Too good to be true?
Although the warp drive configuration of spacetime or known as the “Alcubierre metric” is a valid solution of Einstein’s field equations, to produce it is to open up a whole new assortment of problems.
One of the major problems is that the Alcubierre metric requires negative energy density to produce it! This seems impossible to produce, however, there have been observed effects in quantum field theory that gives rise to negative energy densities under certain scenarios such as the Casimir effect, but what is this Casimir effect?
In quantum vacuum, quantum field theory predicts there are fluctuations in electromagnetic energies that produce electromagnetic waves at all wavelengths, but if two perfectly conducting, uncharged plates are brought close together, only those waves having nodes at either plate will fill the space between similar to standing waves on a guitar string. This reduces the number of possible waves compared to that in free vacuum which reduces the energy density inside the cavity compared to outside. With the energy density outside being close to zero, there is a small negative energy density created inside the cavity that results in a negative pressure inside that cavity which results in the plates being pushed together or attracted to one another. This is known as the Casimir effect.

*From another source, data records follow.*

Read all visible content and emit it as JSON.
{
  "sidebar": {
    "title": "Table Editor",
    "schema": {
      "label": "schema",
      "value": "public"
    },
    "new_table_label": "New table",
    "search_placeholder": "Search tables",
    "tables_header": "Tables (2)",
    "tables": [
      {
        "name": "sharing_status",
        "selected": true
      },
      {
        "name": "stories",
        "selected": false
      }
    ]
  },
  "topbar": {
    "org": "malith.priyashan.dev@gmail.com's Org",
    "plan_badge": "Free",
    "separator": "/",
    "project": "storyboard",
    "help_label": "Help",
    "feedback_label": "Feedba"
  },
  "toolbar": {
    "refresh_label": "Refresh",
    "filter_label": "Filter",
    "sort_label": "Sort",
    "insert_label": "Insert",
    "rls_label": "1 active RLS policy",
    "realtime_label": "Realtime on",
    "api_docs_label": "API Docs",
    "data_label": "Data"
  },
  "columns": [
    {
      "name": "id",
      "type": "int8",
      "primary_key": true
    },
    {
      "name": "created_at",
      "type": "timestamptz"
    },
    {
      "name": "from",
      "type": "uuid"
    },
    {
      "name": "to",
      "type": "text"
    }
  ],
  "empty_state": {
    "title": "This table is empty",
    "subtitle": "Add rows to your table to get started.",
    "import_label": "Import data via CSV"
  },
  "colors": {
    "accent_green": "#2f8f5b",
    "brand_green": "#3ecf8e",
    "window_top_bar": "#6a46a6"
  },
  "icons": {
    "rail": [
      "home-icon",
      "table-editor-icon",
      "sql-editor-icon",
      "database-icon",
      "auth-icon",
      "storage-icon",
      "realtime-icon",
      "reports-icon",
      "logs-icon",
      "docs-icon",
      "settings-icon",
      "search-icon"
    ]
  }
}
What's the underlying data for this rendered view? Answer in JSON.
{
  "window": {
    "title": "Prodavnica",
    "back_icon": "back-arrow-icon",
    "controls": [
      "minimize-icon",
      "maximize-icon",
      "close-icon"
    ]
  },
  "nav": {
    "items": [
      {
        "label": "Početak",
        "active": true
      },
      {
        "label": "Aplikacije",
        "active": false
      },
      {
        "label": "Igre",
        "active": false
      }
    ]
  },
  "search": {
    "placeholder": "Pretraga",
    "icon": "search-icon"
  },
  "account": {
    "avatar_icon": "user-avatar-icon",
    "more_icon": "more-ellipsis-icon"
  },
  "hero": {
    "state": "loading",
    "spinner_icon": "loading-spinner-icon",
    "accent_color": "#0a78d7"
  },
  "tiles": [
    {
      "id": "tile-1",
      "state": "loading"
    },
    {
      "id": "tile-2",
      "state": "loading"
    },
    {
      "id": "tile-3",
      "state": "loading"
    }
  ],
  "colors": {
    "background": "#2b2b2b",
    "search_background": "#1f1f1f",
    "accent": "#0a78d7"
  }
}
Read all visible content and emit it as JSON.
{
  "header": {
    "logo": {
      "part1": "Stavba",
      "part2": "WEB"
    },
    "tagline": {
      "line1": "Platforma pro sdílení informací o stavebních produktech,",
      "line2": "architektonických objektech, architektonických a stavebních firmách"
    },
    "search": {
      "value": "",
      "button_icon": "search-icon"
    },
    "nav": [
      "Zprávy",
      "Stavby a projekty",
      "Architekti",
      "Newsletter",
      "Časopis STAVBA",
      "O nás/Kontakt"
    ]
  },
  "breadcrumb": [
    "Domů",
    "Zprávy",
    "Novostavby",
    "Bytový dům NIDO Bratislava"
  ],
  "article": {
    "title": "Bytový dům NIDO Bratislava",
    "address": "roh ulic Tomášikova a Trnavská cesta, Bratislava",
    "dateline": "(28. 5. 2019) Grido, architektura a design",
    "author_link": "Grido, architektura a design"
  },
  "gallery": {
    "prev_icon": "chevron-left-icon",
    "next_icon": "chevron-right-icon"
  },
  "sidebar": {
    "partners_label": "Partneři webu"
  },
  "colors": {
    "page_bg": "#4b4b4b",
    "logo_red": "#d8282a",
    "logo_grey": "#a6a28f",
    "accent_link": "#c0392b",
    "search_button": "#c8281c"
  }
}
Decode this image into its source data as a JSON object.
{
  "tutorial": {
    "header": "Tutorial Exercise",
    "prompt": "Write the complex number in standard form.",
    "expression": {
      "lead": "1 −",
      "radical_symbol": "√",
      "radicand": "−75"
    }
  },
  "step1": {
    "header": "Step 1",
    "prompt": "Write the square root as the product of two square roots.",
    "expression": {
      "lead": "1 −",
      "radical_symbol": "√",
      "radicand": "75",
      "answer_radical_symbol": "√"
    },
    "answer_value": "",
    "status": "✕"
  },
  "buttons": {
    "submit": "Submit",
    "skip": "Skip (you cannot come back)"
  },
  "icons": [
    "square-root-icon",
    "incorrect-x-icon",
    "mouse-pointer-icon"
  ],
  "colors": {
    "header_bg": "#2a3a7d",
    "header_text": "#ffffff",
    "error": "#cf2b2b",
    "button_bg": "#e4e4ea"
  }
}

As shown with the Casimir effect, negative energy densities do exist on a quantum scale, however, this is way too small for the amount of negative energy we require. Another viable solution of Einstein’s equations is a wormhole (also called Einstein-Rosen bridges) that require the same negative energy constraint in order to work. In order to produce stable wormholes, “exotic matter” having negative energy density is required but this is completely hypothetical.
Another problem that Alcubierre warp drives brings is that it creates the possibility for making “closed time-like curves” which open up violations of causality (such as effect happening before cause!). A well-known example is the grandfather paradox: if you travel back in time and kill your grandfather before your parent was born, they never would have been born and neither would you so who went back in time to kill your grandfather?
Thus, it can be seen, no matter how exciting building a warp drive to cruise by countless galaxies we can only dream of visiting may seem, we are still limited by our current technology. And although the need for the impossible negative energy can be overcome by using positive energy instead and with a slightly modified spacetime metric, the amount of energy required would be still phenomenal. Moreover, care must be taken to ensure that the spaceship and its inhabitants do not fall prey to the massive tidal forces at the boundaries of the moving “bubble” of spacetime.
So, to conclude, although warp drives still seem like they belong on our television screens and on the pages of our books, the promising physics behind it give us hope that somewhere a long time from now, we may visit a galaxy far, far away.
: Gast R, Spektrum. Star trek ’s warp drive leads to new physics [Internet]. Scientific American. [cited 2022 May 13]. Available from: https://www.scientificamerican.com/article/star-treks-warp-drive-leads-to-new-physics/
: Alternate view column AV-81 [Internet]. Washington.edu. [cited 2022 May 13]. Available from: https://www.npl.washington.edu/av/altvw81.html
: Stange A, Campbell DK, Bishop DJ. Science and technology of the Casimir effect. Phys Today [Internet]. 2021;74(1):42–8. Available from: http://dx.doi.org/10.1063/pt.3.4656